* Listed records
------------------------------------

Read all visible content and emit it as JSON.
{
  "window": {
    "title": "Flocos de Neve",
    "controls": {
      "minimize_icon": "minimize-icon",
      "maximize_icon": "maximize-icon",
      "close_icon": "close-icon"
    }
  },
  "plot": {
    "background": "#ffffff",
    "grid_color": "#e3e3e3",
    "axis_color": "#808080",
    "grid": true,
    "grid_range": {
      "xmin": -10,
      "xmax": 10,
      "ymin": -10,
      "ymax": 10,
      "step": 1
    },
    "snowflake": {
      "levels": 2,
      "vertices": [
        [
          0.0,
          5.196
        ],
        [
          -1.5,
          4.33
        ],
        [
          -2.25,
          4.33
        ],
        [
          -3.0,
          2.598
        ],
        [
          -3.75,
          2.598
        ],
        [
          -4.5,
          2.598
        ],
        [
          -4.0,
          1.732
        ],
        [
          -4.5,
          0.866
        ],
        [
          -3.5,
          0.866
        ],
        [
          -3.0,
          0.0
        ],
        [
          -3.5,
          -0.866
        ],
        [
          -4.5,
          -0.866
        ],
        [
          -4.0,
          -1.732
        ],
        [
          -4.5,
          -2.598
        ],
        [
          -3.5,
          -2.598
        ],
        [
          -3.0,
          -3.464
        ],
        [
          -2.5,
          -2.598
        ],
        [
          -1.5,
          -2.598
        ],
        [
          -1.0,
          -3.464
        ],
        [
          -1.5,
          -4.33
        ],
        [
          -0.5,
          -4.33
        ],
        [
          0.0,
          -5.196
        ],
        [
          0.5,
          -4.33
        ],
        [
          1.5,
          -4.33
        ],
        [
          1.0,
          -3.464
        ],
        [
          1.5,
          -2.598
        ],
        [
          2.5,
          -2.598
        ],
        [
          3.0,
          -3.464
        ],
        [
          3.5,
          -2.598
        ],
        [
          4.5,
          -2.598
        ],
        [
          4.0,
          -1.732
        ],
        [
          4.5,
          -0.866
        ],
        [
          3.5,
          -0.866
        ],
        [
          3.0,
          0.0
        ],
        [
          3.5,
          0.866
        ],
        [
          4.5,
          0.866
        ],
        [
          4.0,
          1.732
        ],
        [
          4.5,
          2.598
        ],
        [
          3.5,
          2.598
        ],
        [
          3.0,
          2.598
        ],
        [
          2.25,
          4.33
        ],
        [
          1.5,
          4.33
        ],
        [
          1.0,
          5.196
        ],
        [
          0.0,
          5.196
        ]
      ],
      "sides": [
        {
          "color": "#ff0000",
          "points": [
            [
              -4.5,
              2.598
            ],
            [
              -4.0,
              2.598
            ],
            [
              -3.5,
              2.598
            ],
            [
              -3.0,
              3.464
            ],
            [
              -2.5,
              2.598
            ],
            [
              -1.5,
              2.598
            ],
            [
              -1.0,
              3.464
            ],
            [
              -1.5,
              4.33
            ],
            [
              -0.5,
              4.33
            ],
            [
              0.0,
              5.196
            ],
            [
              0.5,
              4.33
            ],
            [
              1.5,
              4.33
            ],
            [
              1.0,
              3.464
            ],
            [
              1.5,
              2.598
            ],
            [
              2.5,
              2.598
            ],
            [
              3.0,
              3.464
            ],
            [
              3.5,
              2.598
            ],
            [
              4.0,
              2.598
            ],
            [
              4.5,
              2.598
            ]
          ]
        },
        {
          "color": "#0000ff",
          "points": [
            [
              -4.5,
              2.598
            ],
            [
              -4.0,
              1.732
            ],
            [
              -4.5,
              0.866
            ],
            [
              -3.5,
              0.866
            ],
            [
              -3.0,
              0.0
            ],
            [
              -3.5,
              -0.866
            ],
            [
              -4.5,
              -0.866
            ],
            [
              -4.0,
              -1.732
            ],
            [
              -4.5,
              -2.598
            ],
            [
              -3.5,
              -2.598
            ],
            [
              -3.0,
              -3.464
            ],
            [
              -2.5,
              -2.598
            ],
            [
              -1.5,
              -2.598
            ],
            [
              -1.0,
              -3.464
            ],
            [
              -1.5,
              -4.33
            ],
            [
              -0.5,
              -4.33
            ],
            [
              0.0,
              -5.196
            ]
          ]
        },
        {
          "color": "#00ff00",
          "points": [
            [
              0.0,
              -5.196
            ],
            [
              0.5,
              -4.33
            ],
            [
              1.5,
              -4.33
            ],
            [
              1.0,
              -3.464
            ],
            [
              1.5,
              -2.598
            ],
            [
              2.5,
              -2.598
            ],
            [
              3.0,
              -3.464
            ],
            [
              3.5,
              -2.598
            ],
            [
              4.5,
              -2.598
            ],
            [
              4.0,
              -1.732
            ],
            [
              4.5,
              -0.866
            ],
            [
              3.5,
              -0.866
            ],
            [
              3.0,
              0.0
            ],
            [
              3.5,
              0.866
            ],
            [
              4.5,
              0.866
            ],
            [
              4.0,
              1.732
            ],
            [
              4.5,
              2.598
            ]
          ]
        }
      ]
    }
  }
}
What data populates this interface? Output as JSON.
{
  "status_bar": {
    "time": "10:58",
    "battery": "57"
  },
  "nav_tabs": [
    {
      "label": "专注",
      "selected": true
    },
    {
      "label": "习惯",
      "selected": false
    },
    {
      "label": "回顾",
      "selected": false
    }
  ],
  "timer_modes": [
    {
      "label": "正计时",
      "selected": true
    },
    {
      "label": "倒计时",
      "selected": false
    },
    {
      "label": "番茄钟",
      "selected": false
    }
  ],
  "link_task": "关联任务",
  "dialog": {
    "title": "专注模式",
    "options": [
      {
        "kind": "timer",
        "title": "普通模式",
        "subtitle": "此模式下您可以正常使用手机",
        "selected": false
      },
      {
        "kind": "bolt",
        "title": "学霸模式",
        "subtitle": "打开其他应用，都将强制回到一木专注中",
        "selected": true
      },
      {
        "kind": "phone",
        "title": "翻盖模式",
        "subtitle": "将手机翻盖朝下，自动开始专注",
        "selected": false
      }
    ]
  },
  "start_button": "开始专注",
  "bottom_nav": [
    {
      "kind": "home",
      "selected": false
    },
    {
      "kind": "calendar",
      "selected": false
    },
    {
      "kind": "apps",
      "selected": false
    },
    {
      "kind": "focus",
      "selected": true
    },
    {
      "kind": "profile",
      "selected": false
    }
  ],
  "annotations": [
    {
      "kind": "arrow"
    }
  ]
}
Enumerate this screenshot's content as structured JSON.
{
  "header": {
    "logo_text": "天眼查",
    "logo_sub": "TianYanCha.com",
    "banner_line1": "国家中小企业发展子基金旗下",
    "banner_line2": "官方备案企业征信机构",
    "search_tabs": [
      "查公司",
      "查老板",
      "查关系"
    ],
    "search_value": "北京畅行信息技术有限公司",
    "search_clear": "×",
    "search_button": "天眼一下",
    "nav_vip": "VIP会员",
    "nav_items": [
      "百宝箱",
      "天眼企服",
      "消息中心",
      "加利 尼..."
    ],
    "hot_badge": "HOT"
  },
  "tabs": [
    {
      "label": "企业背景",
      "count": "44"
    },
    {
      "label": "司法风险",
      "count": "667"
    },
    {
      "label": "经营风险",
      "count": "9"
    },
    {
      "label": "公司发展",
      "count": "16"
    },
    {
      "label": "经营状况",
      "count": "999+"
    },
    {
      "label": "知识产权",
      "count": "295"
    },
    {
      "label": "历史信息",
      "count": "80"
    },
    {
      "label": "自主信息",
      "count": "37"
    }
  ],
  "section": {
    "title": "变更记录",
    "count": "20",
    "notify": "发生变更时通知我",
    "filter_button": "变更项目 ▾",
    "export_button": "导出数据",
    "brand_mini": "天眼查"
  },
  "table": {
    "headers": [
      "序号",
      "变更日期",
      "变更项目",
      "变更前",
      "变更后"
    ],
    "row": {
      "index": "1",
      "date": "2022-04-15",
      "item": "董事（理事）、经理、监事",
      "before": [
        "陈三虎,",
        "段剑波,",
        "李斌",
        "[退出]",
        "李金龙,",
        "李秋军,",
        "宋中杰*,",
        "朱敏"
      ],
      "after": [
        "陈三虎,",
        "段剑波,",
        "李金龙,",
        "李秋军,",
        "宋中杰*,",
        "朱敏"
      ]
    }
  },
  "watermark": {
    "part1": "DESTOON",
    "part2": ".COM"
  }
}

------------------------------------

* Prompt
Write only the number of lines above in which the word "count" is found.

* Result of the task
9